Entries from a dataset of interfaces:
Content starts
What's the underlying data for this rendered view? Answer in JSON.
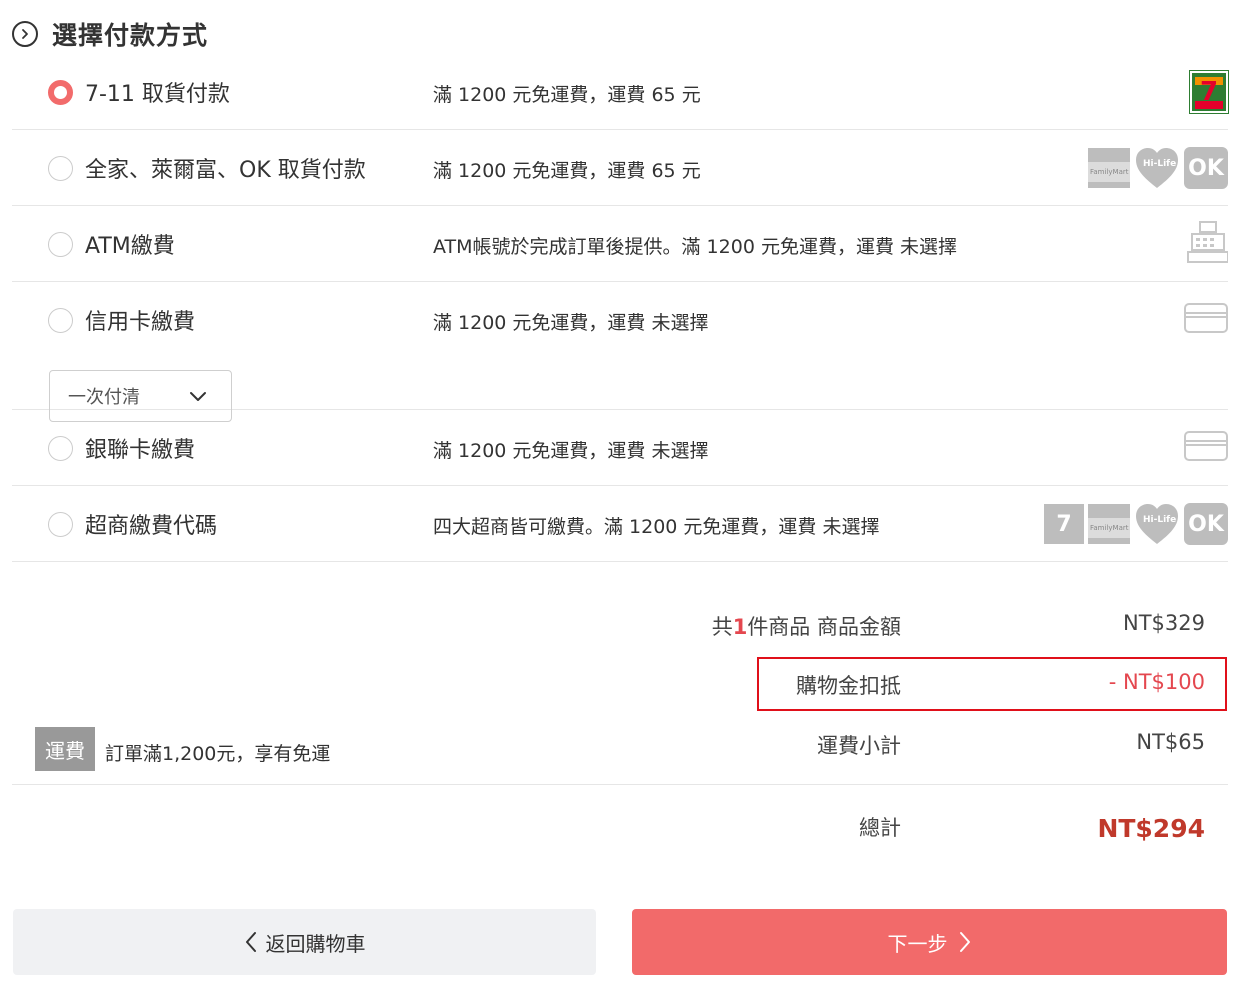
{
  "section": {
    "title": "選擇付款方式"
  },
  "payments": [
    {
      "name": "7-11 取貨付款",
      "desc": "滿 1200 元免運費，運費 65 元",
      "selected": true
    },
    {
      "name": "全家、萊爾富、OK 取貨付款",
      "desc": "滿 1200 元免運費，運費 65 元",
      "selected": false
    },
    {
      "name": "ATM繳費",
      "desc": "ATM帳號於完成訂單後提供。滿 1200 元免運費，運費 未選擇",
      "selected": false
    },
    {
      "name": "信用卡繳費",
      "desc": "滿 1200 元免運費，運費 未選擇",
      "selected": false,
      "installment": "一次付清"
    },
    {
      "name": "銀聯卡繳費",
      "desc": "滿 1200 元免運費，運費 未選擇",
      "selected": false
    },
    {
      "name": "超商繳費代碼",
      "desc": "四大超商皆可繳費。滿 1200 元免運費，運費 未選擇",
      "selected": false
    }
  ],
  "logos": {
    "familymart": "FamilyMart",
    "hilife": "Hi-Life",
    "ok": "OK",
    "seven": "7"
  },
  "summary": {
    "items_prefix": "共",
    "items_count": "1",
    "items_suffix": "件商品 商品金額",
    "subtotal": "NT$329",
    "credit_label": "購物金扣抵",
    "credit_value": "- NT$100",
    "shipping_label": "運費小計",
    "shipping_value": "NT$65",
    "total_label": "總計",
    "total_value": "NT$294"
  },
  "shipping_note": {
    "badge": "運費",
    "text": "訂單滿1,200元，享有免運"
  },
  "buttons": {
    "back": "返回購物車",
    "next": "下一步"
  },
  "colors": {
    "accent": "#f26a6a",
    "total": "#c0392b",
    "highlight": "#e0101a",
    "seven_green": "#2e7d32"
  }
}
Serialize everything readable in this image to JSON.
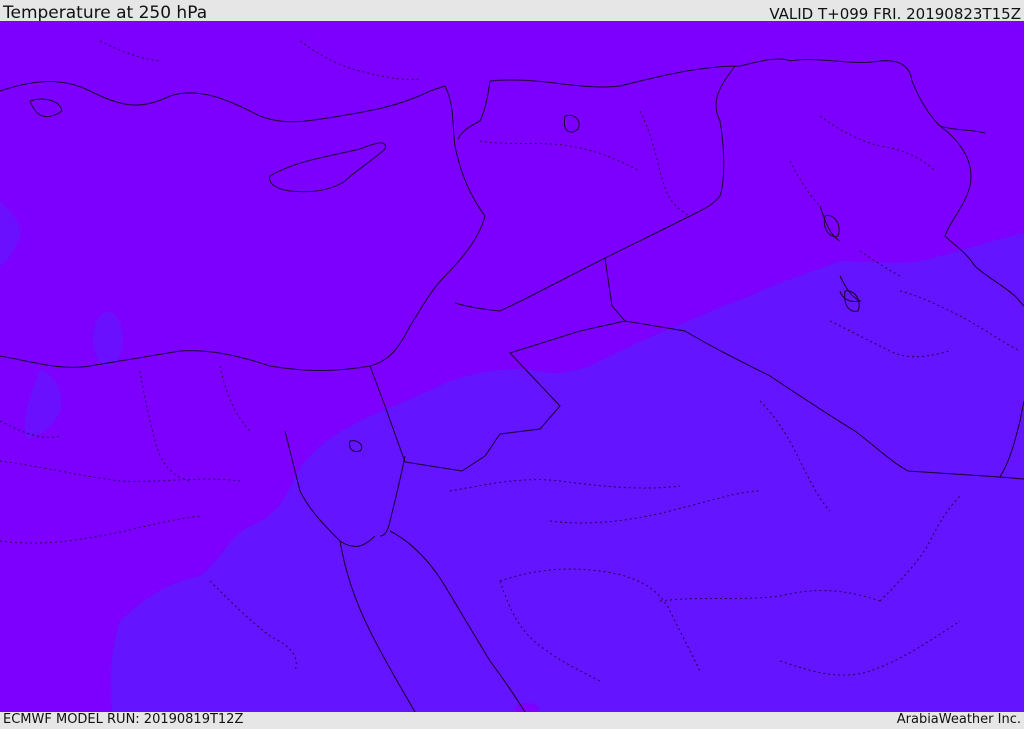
{
  "header": {
    "title": "Temperature at 250 hPa",
    "valid": "VALID T+099 FRI. 20190823T15Z"
  },
  "footer": {
    "model_run": "ECMWF MODEL RUN: 20190819T12Z",
    "credit": "ArabiaWeather Inc."
  },
  "map": {
    "field": "temperature-250hPa",
    "region": "Middle East / Eastern Mediterranean",
    "colors": {
      "warm_band": "#7d00ff",
      "cool_band": "#6414ff",
      "cool_patch": "#6a10ff",
      "border_line": "#1a0033"
    }
  }
}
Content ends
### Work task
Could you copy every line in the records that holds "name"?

### Expected answer
      "name": "7-11 取貨付款",
      "name": "全家、萊爾富、OK 取貨付款",
      "name": "ATM繳費",
      "name": "信用卡繳費",
      "name": "銀聯卡繳費",
      "name": "超商繳費代碼",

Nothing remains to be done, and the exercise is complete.